• Task details:
From the records below, copy out each line that has the word "Show".
# # # # #
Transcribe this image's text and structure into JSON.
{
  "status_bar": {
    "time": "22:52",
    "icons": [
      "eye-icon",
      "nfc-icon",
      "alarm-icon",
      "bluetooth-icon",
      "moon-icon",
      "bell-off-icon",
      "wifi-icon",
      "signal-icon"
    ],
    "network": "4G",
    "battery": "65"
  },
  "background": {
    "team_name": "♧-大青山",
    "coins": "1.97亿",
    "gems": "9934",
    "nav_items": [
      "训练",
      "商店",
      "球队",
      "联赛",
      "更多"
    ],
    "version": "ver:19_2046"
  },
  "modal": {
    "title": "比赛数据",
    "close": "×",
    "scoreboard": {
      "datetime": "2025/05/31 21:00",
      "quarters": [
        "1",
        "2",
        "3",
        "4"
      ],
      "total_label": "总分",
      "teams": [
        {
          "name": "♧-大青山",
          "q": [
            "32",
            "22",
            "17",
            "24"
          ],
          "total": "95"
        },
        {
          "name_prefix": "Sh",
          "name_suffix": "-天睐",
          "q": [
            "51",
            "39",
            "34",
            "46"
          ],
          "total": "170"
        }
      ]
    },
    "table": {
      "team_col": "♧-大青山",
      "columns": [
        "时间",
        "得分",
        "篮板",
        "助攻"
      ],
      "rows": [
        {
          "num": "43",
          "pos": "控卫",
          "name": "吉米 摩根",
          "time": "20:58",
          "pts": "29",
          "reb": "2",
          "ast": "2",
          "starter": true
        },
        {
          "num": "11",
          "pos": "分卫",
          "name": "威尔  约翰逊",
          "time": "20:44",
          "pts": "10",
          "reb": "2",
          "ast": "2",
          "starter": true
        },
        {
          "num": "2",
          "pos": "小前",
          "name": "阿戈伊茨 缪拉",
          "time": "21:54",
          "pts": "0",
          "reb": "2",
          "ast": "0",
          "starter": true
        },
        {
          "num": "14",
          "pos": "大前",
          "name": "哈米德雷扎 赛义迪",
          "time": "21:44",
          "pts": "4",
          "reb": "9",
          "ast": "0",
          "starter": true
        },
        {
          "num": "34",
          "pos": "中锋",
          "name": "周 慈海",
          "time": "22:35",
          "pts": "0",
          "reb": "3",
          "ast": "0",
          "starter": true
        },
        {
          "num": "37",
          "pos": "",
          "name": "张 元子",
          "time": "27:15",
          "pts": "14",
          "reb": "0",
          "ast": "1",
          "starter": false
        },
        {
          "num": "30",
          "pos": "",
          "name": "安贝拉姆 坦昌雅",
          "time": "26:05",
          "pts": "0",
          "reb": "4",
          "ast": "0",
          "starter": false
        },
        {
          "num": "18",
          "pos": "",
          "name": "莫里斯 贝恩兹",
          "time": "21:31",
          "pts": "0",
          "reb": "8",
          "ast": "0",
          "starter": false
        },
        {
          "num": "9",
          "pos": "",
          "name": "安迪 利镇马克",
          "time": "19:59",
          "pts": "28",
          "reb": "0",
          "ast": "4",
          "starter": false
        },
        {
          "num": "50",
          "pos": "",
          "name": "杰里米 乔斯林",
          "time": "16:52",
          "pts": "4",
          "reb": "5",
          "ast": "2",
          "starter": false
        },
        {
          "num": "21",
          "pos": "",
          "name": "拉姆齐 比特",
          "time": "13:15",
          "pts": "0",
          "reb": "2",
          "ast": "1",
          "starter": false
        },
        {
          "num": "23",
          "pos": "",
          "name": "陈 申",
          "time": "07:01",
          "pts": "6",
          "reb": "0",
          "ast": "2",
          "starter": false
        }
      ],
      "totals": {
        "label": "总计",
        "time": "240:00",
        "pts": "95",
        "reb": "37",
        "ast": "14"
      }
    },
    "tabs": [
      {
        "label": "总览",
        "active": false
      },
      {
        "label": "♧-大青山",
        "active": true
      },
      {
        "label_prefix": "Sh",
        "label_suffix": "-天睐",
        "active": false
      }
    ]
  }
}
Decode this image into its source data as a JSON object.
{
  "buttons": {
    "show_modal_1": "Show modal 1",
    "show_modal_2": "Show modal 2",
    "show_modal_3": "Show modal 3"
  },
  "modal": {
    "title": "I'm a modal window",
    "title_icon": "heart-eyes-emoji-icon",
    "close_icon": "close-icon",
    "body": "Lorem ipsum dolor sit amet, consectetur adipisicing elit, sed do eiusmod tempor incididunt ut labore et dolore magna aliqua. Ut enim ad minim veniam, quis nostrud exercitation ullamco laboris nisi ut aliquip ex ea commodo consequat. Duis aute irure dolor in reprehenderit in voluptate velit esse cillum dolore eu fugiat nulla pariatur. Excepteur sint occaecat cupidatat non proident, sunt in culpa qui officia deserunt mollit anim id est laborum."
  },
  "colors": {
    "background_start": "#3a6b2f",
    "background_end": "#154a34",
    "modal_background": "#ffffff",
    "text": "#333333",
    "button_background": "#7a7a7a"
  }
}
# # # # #
• Response to this exercise:
    "show_modal_1": "Show modal 1",
    "show_modal_2": "Show modal 2",
    "show_modal_3": "Show modal 3"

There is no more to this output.